The Communist party of China needs a capitalist system as much as despises Western democracy. China relies on open trade and stable markets, and the growing or at least shrinking — the welfare of Western consumers. He needs favorable external conditions in order to sell the entire range of products, from low price segment to the upper one, such as high-speed trains for export of excess capacity of its industry and investment from its crowded in the dollar bins. In other words, China needs the next wave of globalization, and to prevent the isolation of other States.
A responsible great power

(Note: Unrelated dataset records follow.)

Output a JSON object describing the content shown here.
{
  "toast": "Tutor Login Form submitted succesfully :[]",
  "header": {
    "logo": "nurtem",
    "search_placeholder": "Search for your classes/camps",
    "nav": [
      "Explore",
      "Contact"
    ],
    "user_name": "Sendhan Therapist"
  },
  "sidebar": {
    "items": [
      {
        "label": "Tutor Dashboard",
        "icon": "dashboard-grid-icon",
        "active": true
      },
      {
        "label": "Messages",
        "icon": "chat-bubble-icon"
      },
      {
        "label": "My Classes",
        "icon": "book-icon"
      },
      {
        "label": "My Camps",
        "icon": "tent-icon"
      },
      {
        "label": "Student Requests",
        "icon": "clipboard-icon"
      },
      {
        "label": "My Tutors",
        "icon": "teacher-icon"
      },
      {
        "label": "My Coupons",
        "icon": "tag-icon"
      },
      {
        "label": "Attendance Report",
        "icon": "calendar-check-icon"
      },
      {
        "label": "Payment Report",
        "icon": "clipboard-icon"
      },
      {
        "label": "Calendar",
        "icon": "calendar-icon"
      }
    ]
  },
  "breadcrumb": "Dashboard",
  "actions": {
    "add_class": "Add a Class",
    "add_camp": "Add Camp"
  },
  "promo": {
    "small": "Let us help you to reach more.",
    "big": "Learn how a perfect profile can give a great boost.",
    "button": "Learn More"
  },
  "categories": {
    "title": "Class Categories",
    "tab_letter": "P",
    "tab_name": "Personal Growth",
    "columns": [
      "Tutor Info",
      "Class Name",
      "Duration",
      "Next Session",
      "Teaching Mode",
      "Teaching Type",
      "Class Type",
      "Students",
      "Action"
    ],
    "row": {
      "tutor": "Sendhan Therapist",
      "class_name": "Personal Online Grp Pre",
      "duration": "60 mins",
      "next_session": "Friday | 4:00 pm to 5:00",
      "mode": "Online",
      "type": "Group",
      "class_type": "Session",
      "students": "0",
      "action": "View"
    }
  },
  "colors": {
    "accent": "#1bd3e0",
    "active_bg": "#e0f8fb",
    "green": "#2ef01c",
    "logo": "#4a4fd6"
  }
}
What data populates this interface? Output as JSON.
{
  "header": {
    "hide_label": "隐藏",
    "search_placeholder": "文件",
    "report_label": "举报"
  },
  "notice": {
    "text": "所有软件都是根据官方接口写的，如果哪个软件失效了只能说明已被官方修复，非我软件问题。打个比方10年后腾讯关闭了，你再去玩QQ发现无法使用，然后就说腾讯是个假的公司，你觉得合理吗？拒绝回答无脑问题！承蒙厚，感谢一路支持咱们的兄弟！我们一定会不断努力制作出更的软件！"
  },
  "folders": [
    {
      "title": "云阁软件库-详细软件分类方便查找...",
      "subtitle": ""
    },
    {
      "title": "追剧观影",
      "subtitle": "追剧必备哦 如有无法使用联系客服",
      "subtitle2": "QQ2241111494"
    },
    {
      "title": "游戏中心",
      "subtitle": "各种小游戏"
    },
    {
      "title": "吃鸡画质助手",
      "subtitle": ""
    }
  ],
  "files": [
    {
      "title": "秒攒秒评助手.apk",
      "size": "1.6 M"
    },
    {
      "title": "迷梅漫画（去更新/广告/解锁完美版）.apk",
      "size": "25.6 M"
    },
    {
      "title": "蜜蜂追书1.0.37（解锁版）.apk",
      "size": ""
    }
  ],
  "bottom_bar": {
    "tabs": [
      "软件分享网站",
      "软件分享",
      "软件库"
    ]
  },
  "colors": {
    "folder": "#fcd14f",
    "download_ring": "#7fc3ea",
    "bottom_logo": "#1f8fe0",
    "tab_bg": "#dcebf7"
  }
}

Different answers to the challenges of globalization and internal challenges of the West, can lead to differences in the roles of China and Russia in world politics. For many years the West was considered the last “stowaway”. China took advantage of the West without much cost, be it monetary or human. Against the background of “Brekzita”, trump and growing in Europe populism China must uphold the principles of globalization. At the same time, and he has determined to share Western values, namely the liberal democracy.
Recent events in the West have only strengthened the conviction of the Chinese elite in the effectiveness of the current Beijing regime. He offers political guarantees an open, global economy and has already begun to take on some responsibility, highlighting, for example, more troops for peacekeeping missions. Unresolved remains the question whether it is possible simultaneously to support liberal internationalism abroad and to take tough measures against the opposition in the country. If China succeeds, he may be able to achieve what has not achieved the West is to persuade Russia that the international order aimed at achieving their own interests.
Marcin Kaczmarski is assistant Professor at the Institute of international relations, University of Warsaw and head of the program “China-EU”, Centre for Eastern studies.